### Exercise goal
Write out the entries again exactly as they are given.

### Data under study
·····

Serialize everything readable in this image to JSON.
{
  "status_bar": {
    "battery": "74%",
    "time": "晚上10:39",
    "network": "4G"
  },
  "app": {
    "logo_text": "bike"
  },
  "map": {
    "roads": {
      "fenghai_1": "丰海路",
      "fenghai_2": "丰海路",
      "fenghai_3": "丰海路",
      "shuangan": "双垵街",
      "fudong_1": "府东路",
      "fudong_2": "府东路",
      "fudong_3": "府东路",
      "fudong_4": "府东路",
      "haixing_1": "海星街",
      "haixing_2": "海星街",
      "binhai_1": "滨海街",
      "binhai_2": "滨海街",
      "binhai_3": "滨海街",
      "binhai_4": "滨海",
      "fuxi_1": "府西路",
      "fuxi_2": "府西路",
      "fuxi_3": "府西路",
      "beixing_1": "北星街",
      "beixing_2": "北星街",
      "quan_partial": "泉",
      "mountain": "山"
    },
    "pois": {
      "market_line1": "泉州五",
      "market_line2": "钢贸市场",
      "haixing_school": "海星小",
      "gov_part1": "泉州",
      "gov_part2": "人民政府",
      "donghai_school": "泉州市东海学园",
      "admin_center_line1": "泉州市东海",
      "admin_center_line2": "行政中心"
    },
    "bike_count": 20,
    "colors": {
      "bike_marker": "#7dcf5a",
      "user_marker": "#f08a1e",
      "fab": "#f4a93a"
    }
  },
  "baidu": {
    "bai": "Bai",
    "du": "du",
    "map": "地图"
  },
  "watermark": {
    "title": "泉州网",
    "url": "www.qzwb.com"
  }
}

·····

### Written response
Serialize everything readable in this image to JSON.
{
  "status_bar": {
    "battery": "74%",
    "time": "晚上10:39",
    "network": "4G"
  },
  "app": {
    "logo_text": "bike"
  },
  "map": {
    "roads": {
      "fenghai_1": "丰海路",
      "fenghai_2": "丰海路",
      "fenghai_3": "丰海路",
      "shuangan": "双垵街",
      "fudong_1": "府东路",
      "fudong_2": "府东路",
      "fudong_3": "府东路",
      "fudong_4": "府东路",
      "haixing_1": "海星街",
      "haixing_2": "海星街",
      "binhai_1": "滨海街",
      "binhai_2": "滨海街",
      "binhai_3": "滨海街",
      "binhai_4": "滨海",
      "fuxi_1": "府西路",
      "fuxi_2": "府西路",
      "fuxi_3": "府西路",
      "beixing_1": "北星街",
      "beixing_2": "北星街",
      "quan_partial": "泉",
      "mountain": "山"
    },
    "pois": {
      "market_line1": "泉州五",
      "market_line2": "钢贸市场",
      "haixing_school": "海星小",
      "gov_part1": "泉州",
      "gov_part2": "人民政府",
      "donghai_school": "泉州市东海学园",
      "admin_center_line1": "泉州市东海",
      "admin_center_line2": "行政中心"
    },
    "bike_count": 20,
    "colors": {
      "bike_marker": "#7dcf5a",
      "user_marker": "#f08a1e",
      "fab": "#f4a93a"
    }
  },
  "baidu": {
    "bai": "Bai",
    "du": "du",
    "map": "地图"
  },
  "watermark": {
    "title": "泉州网",
    "url": "www.qzwb.com"
  }
}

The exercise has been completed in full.